Greengrass’ edgy directing style is the same we have grown used to in the series, with its fast zooms and practical effects using real stunt work. Backed by that familiar score, he shows us again his talent for conducting thrilling chase scenes and exploring crucial moments of waiting, like in the tense scene of the anti-government protest at Syntagma Square. On the other hand, even as Greengrass comments on the current political situation of Greece, his attempt to discuss surveillance is heavy-handed, including clumsy references to Edward Snowden and a scene in which everybody claps enthusiastically when Aaron Kalloor (Riz Ahmed) guarantees at a public convention that with his social media enterprise Deep Dream “no one will be watching you.”
Likewise, the omnipresent awe whenever someone mentions Bourne borders sometimes on ridiculous. The many variations of “Oh my God, that’s Bourne!” get tired fast, and his superhero aura can be funny in its absurdity, like when he manages to survive after a high fall and disappears in the best Michael Meyers style. Not to mention how he still manages to easily go from one country to another as if crossing a street. Damon, by the way, looks more buff and in better shape now than when he had to perform those stunts a decade ago — and all the more comfortable in his role. I love the confident way he once again embodies this tragic, angry character who never smiles and can never find peace as long as he lives.
But while the movie works on many levels (those previously tested, that is), it fails on others. Let me discuss some plot points here, so if you haven’t seen the film yet, I suggest you skip this paragraph and the next lest you see some spoilers. First of all, given the mystery surrounding the secret about Bourne’s father, it is impossible not to feel frustrated and think, “That’s it?” when it is finally revealed. It only makes us wonder why the hell it was so important for the men behind the curtain to have him in the program in the first place. Besides, it is silly and completely unnecessary to make the man who seeks personal revenge against Bourne be the same person responsible for the death of his father. It doesn’t change anything.
And what can be said about the fact that Dewey comes off as an insane idiot with his idea to execute Kalloor and Lee in a convention full of people when he had the opportunity to get rid of both a few moments before in private? I won’t even go deep into how inane it is that Lee kills a CIA director to save Bourne and nobody seems to care about it. Even so, it is a great thing that the actors embrace their roles so well that we end up overlooking some of those problems. Tommy Lee Jones, whose character is another variation of Ward Abbott, Alexander Conklin and Noah Vosen from previous films (don’t they look all the same?), makes his character sound threatening even as he speaks calmly and sounds amiable.

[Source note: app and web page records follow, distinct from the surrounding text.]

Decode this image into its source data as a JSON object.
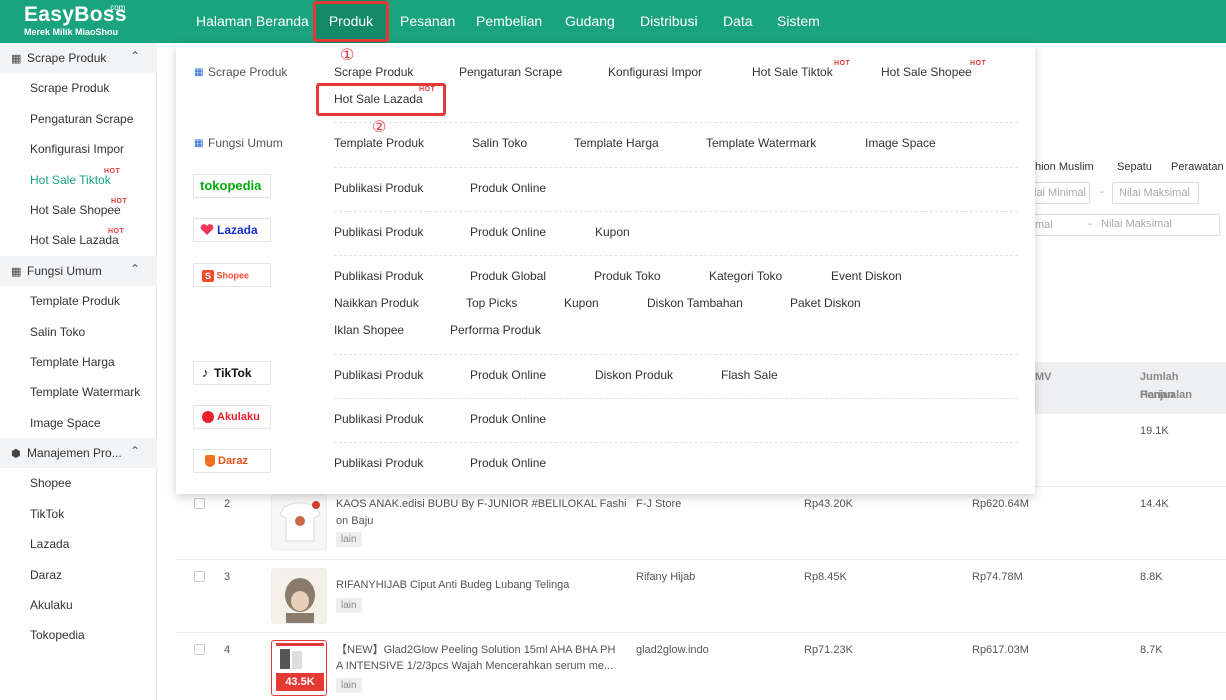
{
  "logo": {
    "brand": "EasyBoss",
    "com": ".com",
    "sub": "Merek Milik MiaoShou"
  },
  "nav": [
    "Halaman Beranda",
    "Produk",
    "Pesanan",
    "Pembelian",
    "Gudang",
    "Distribusi",
    "Data",
    "Sistem"
  ],
  "hot_label": "HOT",
  "sidebar": {
    "groups": [
      {
        "label": "Scrape Produk",
        "items": [
          "Scrape Produk",
          "Pengaturan Scrape",
          "Konfigurasi Impor",
          "Hot Sale Tiktok",
          "Hot Sale Shopee",
          "Hot Sale Lazada"
        ]
      },
      {
        "label": "Fungsi Umum",
        "items": [
          "Template Produk",
          "Salin Toko",
          "Template Harga",
          "Template Watermark",
          "Image Space"
        ]
      },
      {
        "label": "Manajemen Pro...",
        "items": [
          "Shopee",
          "TikTok",
          "Lazada",
          "Daraz",
          "Akulaku",
          "Tokopedia"
        ]
      }
    ]
  },
  "bg": {
    "tags": [
      "hion Muslim",
      "Sepatu",
      "Perawatan"
    ],
    "range1": {
      "min": "lai Minimal",
      "sep": "-",
      "max": "Nilai Maksimal"
    },
    "range2": {
      "min": "mal",
      "sep": "-",
      "max": "Nilai Maksimal"
    },
    "columns": [
      "MV",
      "Jumlah Penjualan",
      "Harian"
    ],
    "row1_daily": "19.1K",
    "rows": [
      {
        "no": "2",
        "title": "KAOS ANAK.edisi BUBU By F-JUNIOR #BELILOKAL Fashi",
        "title2": "on Baju",
        "tag": "lain",
        "shop": "F-J Store",
        "price": "Rp43.20K",
        "gmv": "Rp620.64M",
        "daily": "14.4K"
      },
      {
        "no": "3",
        "title": "RIFANYHIJAB Ciput Anti Budeg Lubang Telinga",
        "title2": "",
        "tag": "lain",
        "shop": "Rifany Hijab",
        "price": "Rp8.45K",
        "gmv": "Rp74.78M",
        "daily": "8.8K"
      },
      {
        "no": "4",
        "title": "【NEW】Glad2Glow Peeling Solution 15ml AHA BHA PH",
        "title2": "A INTENSIVE 1/2/3pcs Wajah Mencerahkan serum me...",
        "tag": "lain",
        "shop": "glad2glow.indo",
        "price": "Rp71.23K",
        "gmv": "Rp617.03M",
        "daily": "8.7K"
      }
    ],
    "thumb4_text": "43.5K"
  },
  "dropdown": {
    "scrape": {
      "label": "Scrape Produk",
      "links": [
        "Scrape Produk",
        "Pengaturan Scrape",
        "Konfigurasi Impor",
        "Hot Sale Tiktok",
        "Hot Sale Shopee",
        "Hot Sale Lazada"
      ]
    },
    "fungsi": {
      "label": "Fungsi Umum",
      "links": [
        "Template Produk",
        "Salin Toko",
        "Template Harga",
        "Template Watermark",
        "Image Space"
      ]
    },
    "tokopedia": {
      "logo": "tokopedia",
      "links": [
        "Publikasi Produk",
        "Produk Online"
      ]
    },
    "lazada": {
      "logo": "Lazada",
      "links": [
        "Publikasi Produk",
        "Produk Online",
        "Kupon"
      ]
    },
    "shopee": {
      "logo": "Shopee",
      "links": [
        "Publikasi Produk",
        "Produk Global",
        "Produk Toko",
        "Kategori Toko",
        "Event Diskon",
        "Naikkan Produk",
        "Top Picks",
        "Kupon",
        "Diskon Tambahan",
        "Paket Diskon",
        "Iklan Shopee",
        "Performa Produk"
      ]
    },
    "tiktok": {
      "logo": "TikTok",
      "links": [
        "Publikasi Produk",
        "Produk Online",
        "Diskon Produk",
        "Flash Sale"
      ]
    },
    "akulaku": {
      "logo": "Akulaku",
      "links": [
        "Publikasi Produk",
        "Produk Online"
      ]
    },
    "daraz": {
      "logo": "Daraz",
      "links": [
        "Publikasi Produk",
        "Produk Online"
      ]
    }
  },
  "annotations": {
    "step1": "①",
    "step2": "②"
  },
  "colors": {
    "primary": "#1aa37f",
    "highlight": "#e53935",
    "lazada": "#1a2ecb",
    "shopee": "#ee4d2d",
    "tokopedia": "#03ac0e",
    "akulaku": "#e8212a",
    "daraz": "#f36f21"
  }
}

When it comes to action, Jason Bourne delivers. After the revelation come the necessary car chases, this time to the point of having hundreds of vehicles thrown in the air as two cars wreck Las Vegas upside down. It is all very exciting, like the well-edited hand fight in the end that offers an elegant rhyme with a fight scene in the beginning. All of that leads to a smart end that leaves the door open for more. It is a return to the status quo, a promise for more sequels. I honestly wish they had given it a definitive conclusion, though. As it is, I only hope any subsequent films are more original and don’t rely so much on familiar tropes like this one did.